Which are summarized in the following table:

More detailed information on image building and model assertion files can be found in the Ubuntu Core Documentation.

3. Selecting the image

As described in the previous section, using FDE and Secure Boot is just a matter of choosing the right image for your platform.

Prebuilt images

If you are using an standard platform with HW TPM support, such as an Intel NUC, you will probably want to use a prebuilt image, following the steps below:

  1. Download the latest image from here
  2. Download also the model assertion file and make sure the right combination of grade and storage-safety is set for your platform according to the previous table

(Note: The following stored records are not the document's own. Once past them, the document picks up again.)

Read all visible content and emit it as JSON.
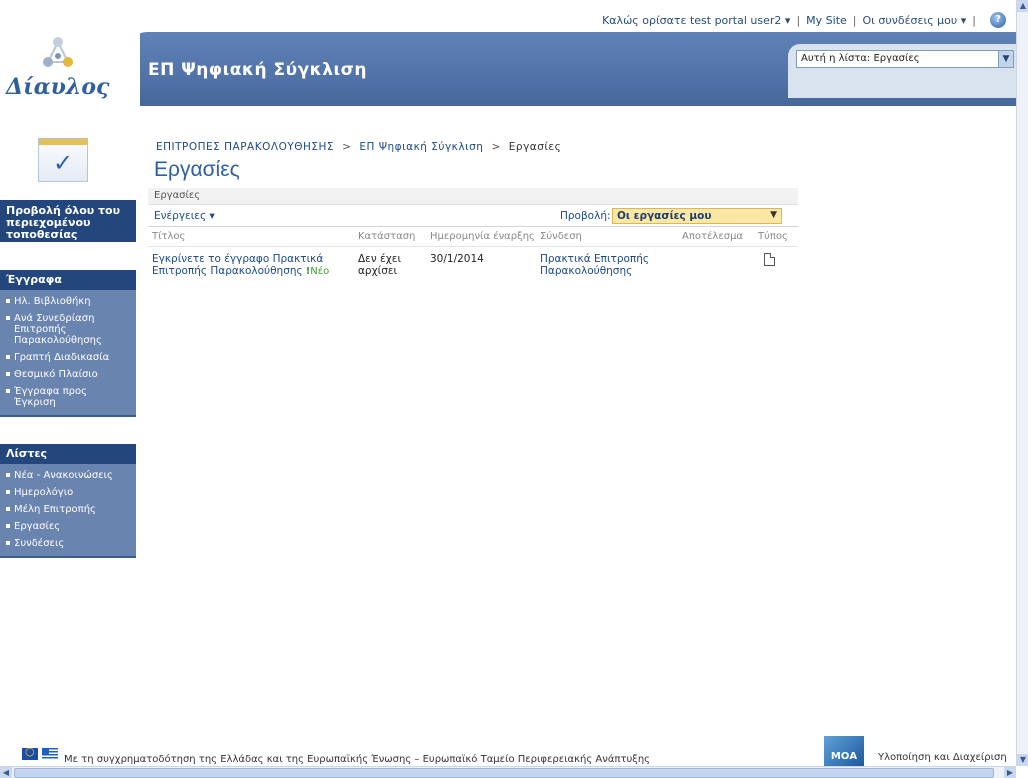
{
  "topbar": {
    "welcome": "Καλώς ορίσατε test portal user2",
    "my_site": "My Site",
    "my_links": "Οι συνδέσεις μου",
    "separator": "|"
  },
  "header": {
    "logo_text": "Δίαυλος",
    "site_title": "ΕΠ Ψηφιακή Σύγκλιση",
    "search_scope": "Αυτή η λίστα: Εργασίες"
  },
  "leftnav": {
    "view_all": "Προβολή όλου του περιεχομένου τοποθεσίας",
    "documents_heading": "Έγγραφα",
    "documents_items": [
      {
        "label": "Ηλ. Βιβλιοθήκη"
      },
      {
        "label": "Ανά Συνεδρίαση Επιτροπής Παρακολούθησης"
      },
      {
        "label": "Γραπτή Διαδικασία"
      },
      {
        "label": "Θεσμικό Πλαίσιο"
      },
      {
        "label": "Έγγραφα προς Έγκριση"
      }
    ],
    "lists_heading": "Λίστες",
    "lists_items": [
      {
        "label": "Νέα - Ανακοινώσεις"
      },
      {
        "label": "Ημερολόγιο"
      },
      {
        "label": "Μέλη Επιτροπής"
      },
      {
        "label": "Εργασίες"
      },
      {
        "label": "Συνδέσεις"
      }
    ]
  },
  "main": {
    "breadcrumb": [
      "ΕΠΙΤΡΟΠΕΣ ΠΑΡΑΚΟΛΟΥΘΗΣΗΣ",
      "ΕΠ Ψηφιακή Σύγκλιση",
      "Εργασίες"
    ],
    "breadcrumb_arrow": ">",
    "page_title": "Εργασίες",
    "list_label": "Εργασίες",
    "actions_label": "Ενέργειες",
    "view_label": "Προβολή:",
    "view_selected": "Οι εργασίες μου",
    "columns": [
      "Τίτλος",
      "Κατάσταση",
      "Ημερομηνία έναρξης",
      "Σύνδεση",
      "Αποτέλεσμα",
      "Τύπος"
    ],
    "rows": [
      {
        "title": "Εγκρίνετε το έγγραφο Πρακτικά Επιτροπής Παρακολούθησης",
        "new_badge": "Νέο",
        "status": "Δεν έχει αρχίσει",
        "start_date": "30/1/2014",
        "link": "Πρακτικά Επιτροπής Παρακολούθησης",
        "outcome": "",
        "type_icon": "document-icon"
      }
    ]
  },
  "footer": {
    "funding_text": "Με τη συγχρηματοδότηση της Ελλάδας και της Ευρωπαϊκής Ένωσης – Ευρωπαϊκό Ταμείο Περιφερειακής Ανάπτυξης",
    "moa_logo": "ΜΟΑ",
    "implementation_text": "Υλοποίηση και Διαχείριση"
  },
  "colors": {
    "header_band": "#5173a8",
    "nav_heading": "#23477c",
    "nav_group": "#6a84b0",
    "title_blue": "#2f5f9e",
    "view_select": "#fbe7a4",
    "new_green": "#3c9a2c"
  }
}
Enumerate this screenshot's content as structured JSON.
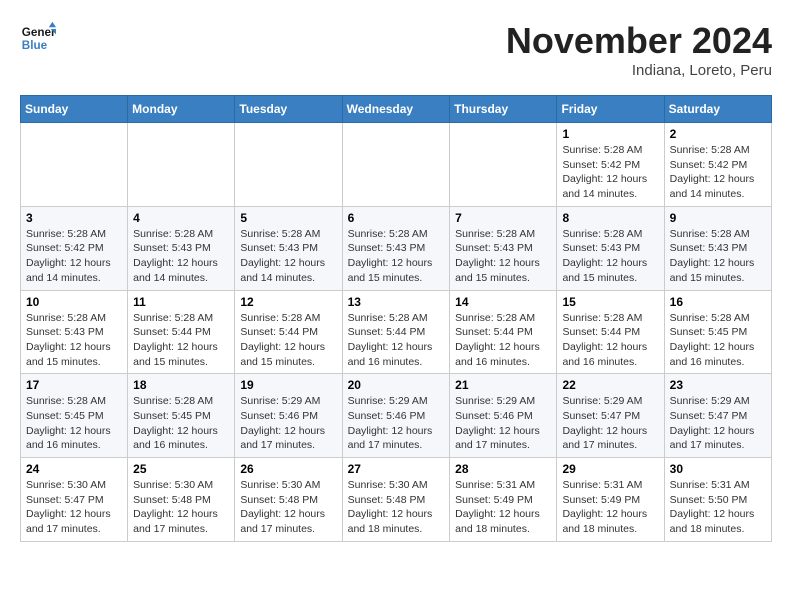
{
  "logo": {
    "line1": "General",
    "line2": "Blue"
  },
  "title": "November 2024",
  "location": "Indiana, Loreto, Peru",
  "days_of_week": [
    "Sunday",
    "Monday",
    "Tuesday",
    "Wednesday",
    "Thursday",
    "Friday",
    "Saturday"
  ],
  "weeks": [
    [
      {
        "day": "",
        "info": ""
      },
      {
        "day": "",
        "info": ""
      },
      {
        "day": "",
        "info": ""
      },
      {
        "day": "",
        "info": ""
      },
      {
        "day": "",
        "info": ""
      },
      {
        "day": "1",
        "info": "Sunrise: 5:28 AM\nSunset: 5:42 PM\nDaylight: 12 hours and 14 minutes."
      },
      {
        "day": "2",
        "info": "Sunrise: 5:28 AM\nSunset: 5:42 PM\nDaylight: 12 hours and 14 minutes."
      }
    ],
    [
      {
        "day": "3",
        "info": "Sunrise: 5:28 AM\nSunset: 5:42 PM\nDaylight: 12 hours and 14 minutes."
      },
      {
        "day": "4",
        "info": "Sunrise: 5:28 AM\nSunset: 5:43 PM\nDaylight: 12 hours and 14 minutes."
      },
      {
        "day": "5",
        "info": "Sunrise: 5:28 AM\nSunset: 5:43 PM\nDaylight: 12 hours and 14 minutes."
      },
      {
        "day": "6",
        "info": "Sunrise: 5:28 AM\nSunset: 5:43 PM\nDaylight: 12 hours and 15 minutes."
      },
      {
        "day": "7",
        "info": "Sunrise: 5:28 AM\nSunset: 5:43 PM\nDaylight: 12 hours and 15 minutes."
      },
      {
        "day": "8",
        "info": "Sunrise: 5:28 AM\nSunset: 5:43 PM\nDaylight: 12 hours and 15 minutes."
      },
      {
        "day": "9",
        "info": "Sunrise: 5:28 AM\nSunset: 5:43 PM\nDaylight: 12 hours and 15 minutes."
      }
    ],
    [
      {
        "day": "10",
        "info": "Sunrise: 5:28 AM\nSunset: 5:43 PM\nDaylight: 12 hours and 15 minutes."
      },
      {
        "day": "11",
        "info": "Sunrise: 5:28 AM\nSunset: 5:44 PM\nDaylight: 12 hours and 15 minutes."
      },
      {
        "day": "12",
        "info": "Sunrise: 5:28 AM\nSunset: 5:44 PM\nDaylight: 12 hours and 15 minutes."
      },
      {
        "day": "13",
        "info": "Sunrise: 5:28 AM\nSunset: 5:44 PM\nDaylight: 12 hours and 16 minutes."
      },
      {
        "day": "14",
        "info": "Sunrise: 5:28 AM\nSunset: 5:44 PM\nDaylight: 12 hours and 16 minutes."
      },
      {
        "day": "15",
        "info": "Sunrise: 5:28 AM\nSunset: 5:44 PM\nDaylight: 12 hours and 16 minutes."
      },
      {
        "day": "16",
        "info": "Sunrise: 5:28 AM\nSunset: 5:45 PM\nDaylight: 12 hours and 16 minutes."
      }
    ],
    [
      {
        "day": "17",
        "info": "Sunrise: 5:28 AM\nSunset: 5:45 PM\nDaylight: 12 hours and 16 minutes."
      },
      {
        "day": "18",
        "info": "Sunrise: 5:28 AM\nSunset: 5:45 PM\nDaylight: 12 hours and 16 minutes."
      },
      {
        "day": "19",
        "info": "Sunrise: 5:29 AM\nSunset: 5:46 PM\nDaylight: 12 hours and 17 minutes."
      },
      {
        "day": "20",
        "info": "Sunrise: 5:29 AM\nSunset: 5:46 PM\nDaylight: 12 hours and 17 minutes."
      },
      {
        "day": "21",
        "info": "Sunrise: 5:29 AM\nSunset: 5:46 PM\nDaylight: 12 hours and 17 minutes."
      },
      {
        "day": "22",
        "info": "Sunrise: 5:29 AM\nSunset: 5:47 PM\nDaylight: 12 hours and 17 minutes."
      },
      {
        "day": "23",
        "info": "Sunrise: 5:29 AM\nSunset: 5:47 PM\nDaylight: 12 hours and 17 minutes."
      }
    ],
    [
      {
        "day": "24",
        "info": "Sunrise: 5:30 AM\nSunset: 5:47 PM\nDaylight: 12 hours and 17 minutes."
      },
      {
        "day": "25",
        "info": "Sunrise: 5:30 AM\nSunset: 5:48 PM\nDaylight: 12 hours and 17 minutes."
      },
      {
        "day": "26",
        "info": "Sunrise: 5:30 AM\nSunset: 5:48 PM\nDaylight: 12 hours and 17 minutes."
      },
      {
        "day": "27",
        "info": "Sunrise: 5:30 AM\nSunset: 5:48 PM\nDaylight: 12 hours and 18 minutes."
      },
      {
        "day": "28",
        "info": "Sunrise: 5:31 AM\nSunset: 5:49 PM\nDaylight: 12 hours and 18 minutes."
      },
      {
        "day": "29",
        "info": "Sunrise: 5:31 AM\nSunset: 5:49 PM\nDaylight: 12 hours and 18 minutes."
      },
      {
        "day": "30",
        "info": "Sunrise: 5:31 AM\nSunset: 5:50 PM\nDaylight: 12 hours and 18 minutes."
      }
    ]
  ]
}
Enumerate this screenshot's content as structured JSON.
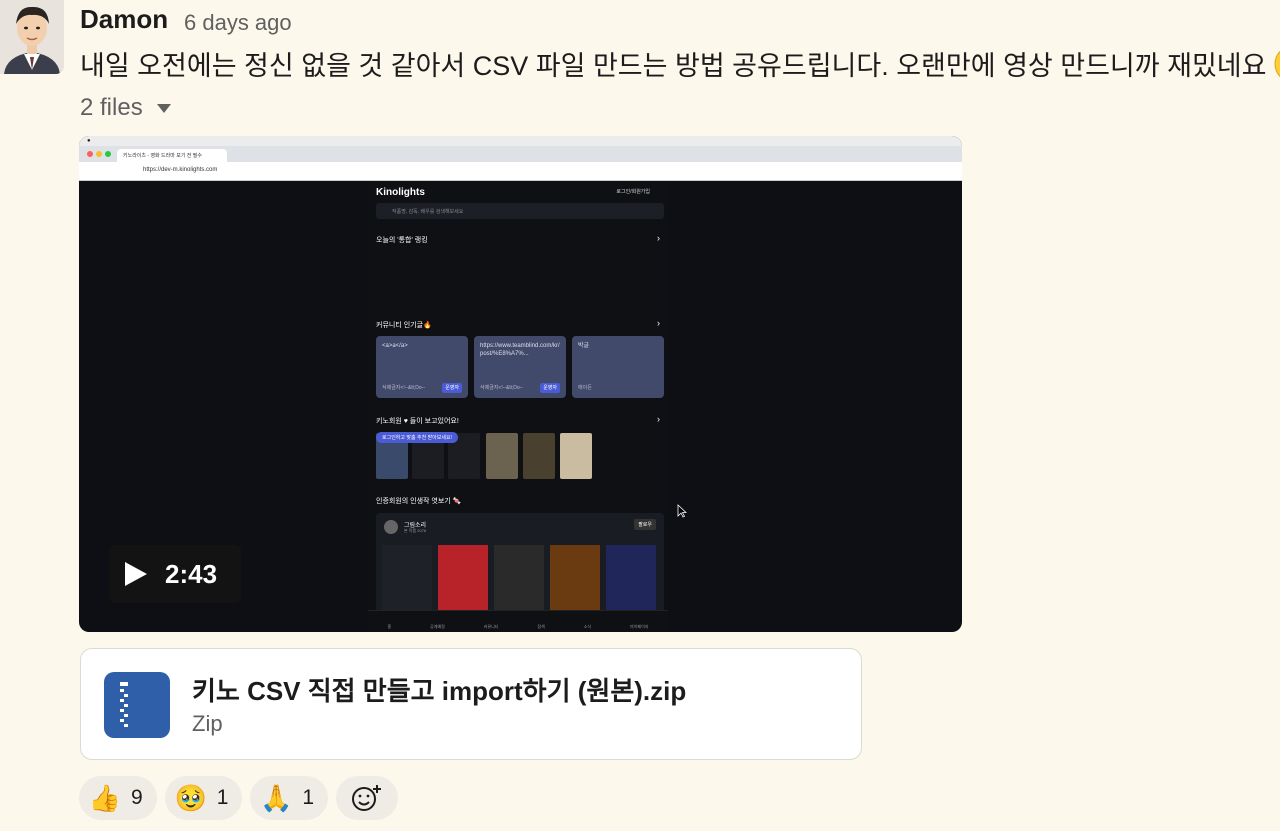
{
  "message": {
    "author": "Damon",
    "timestamp": "6 days ago",
    "text": "내일 오전에는 정신 없을 것 같아서 CSV 파일 만드는 방법 공유드립니다. 오랜만에 영상 만드니까 재밌네요",
    "trailing_emoji": "grinning-face",
    "files_label": "2 files"
  },
  "video": {
    "duration": "2:43",
    "browser": {
      "tab_title": "키노라이츠 - 영화 드라마 보기 전 필수",
      "url": "https://dev-m.kinolights.com"
    },
    "page": {
      "logo": "Kinolights",
      "login": "로그인/회원가입",
      "search_placeholder": "작품명, 감독, 배우를 검색해보세요",
      "section_ranking": "오늘의 '통합' 랭킹",
      "section_community": "커뮤니티 인기글🔥",
      "cards": [
        {
          "title": "<a>a</a>",
          "author": "삭제금지<!--&lt;Do--",
          "badge": "운영자"
        },
        {
          "title": "https://www.teamblind.com/kr/post/%E8%A7%...",
          "author": "삭제금지<!--&lt;Do--",
          "badge": "운영자"
        },
        {
          "title": "박글",
          "author": "애이든",
          "badge": ""
        }
      ],
      "section_members": "키노회원 ♥ 들이 보고있어요!",
      "tooltip": "로그인하고 맞춤 추천 받아보세요!",
      "section_lifetime": "인증회원의 인생작 엿보기 🍬",
      "profile_name": "그림소리",
      "profile_sub": "본 작품 2076",
      "follow": "팔로우",
      "nav": [
        "홈",
        "공개예정",
        "커뮤니티",
        "탐색",
        "소식",
        "마이페이지"
      ]
    }
  },
  "attachment": {
    "name": "키노 CSV 직접 만들고 import하기 (원본).zip",
    "type": "Zip",
    "icon": "zip-file-icon"
  },
  "reactions": [
    {
      "emoji": "👍",
      "icon": "thumbs-up-icon",
      "count": "9"
    },
    {
      "emoji": "🥹",
      "icon": "holding-back-tears-icon",
      "count": "1"
    },
    {
      "emoji": "🙏",
      "icon": "folded-hands-icon",
      "count": "1"
    }
  ],
  "colors": {
    "background": "#fdf8ec",
    "zip": "#2e5fa8",
    "card": "#424a6c",
    "badge": "#4b5bd6"
  }
}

Note: For Intel NUC platforms, the pre-built image [link to the download URL] enables FDE and Secure Boot by default. This can be checked in the model assertion file [line to the assertion file URL].

Custom images

If you are using your own board or if a custom self-built image is going to be used, it must be ensured that the combination of platform (HW TPM support) + grade + storage-safety, makes it possible to have FDE and Secure Boot support. The steps below must be followed:

  1. Check that your board has HW TPM support
  2. Generate a new model assertion file according to this instructions setting the appropriate grade and storage-safety options
"grade": "signed",
"storage-safety": "prefer-encrypted",
  1. Build your own image as described here

4. Flashing the image

Once you have selected the image, the process of flashing and first configuration of the board does not differ from the standard flashing process. Intel NUC flashing process can be found here.

And that’s it!

5. Wrapping up

Full Disk Encryption and Secure Boot are key features of Ubuntu Core. They don’t need to be specifically enabled on a configuration or on-boarding process, they are out-of-the-box features which will be applied if the combination of platform and image model assertion allows it.

In summary, security is no longer an option but a compulsory feature with Ubuntu Core when hardware TPM is available on the platform, making the process as simple as installing the image on the device.

Further reading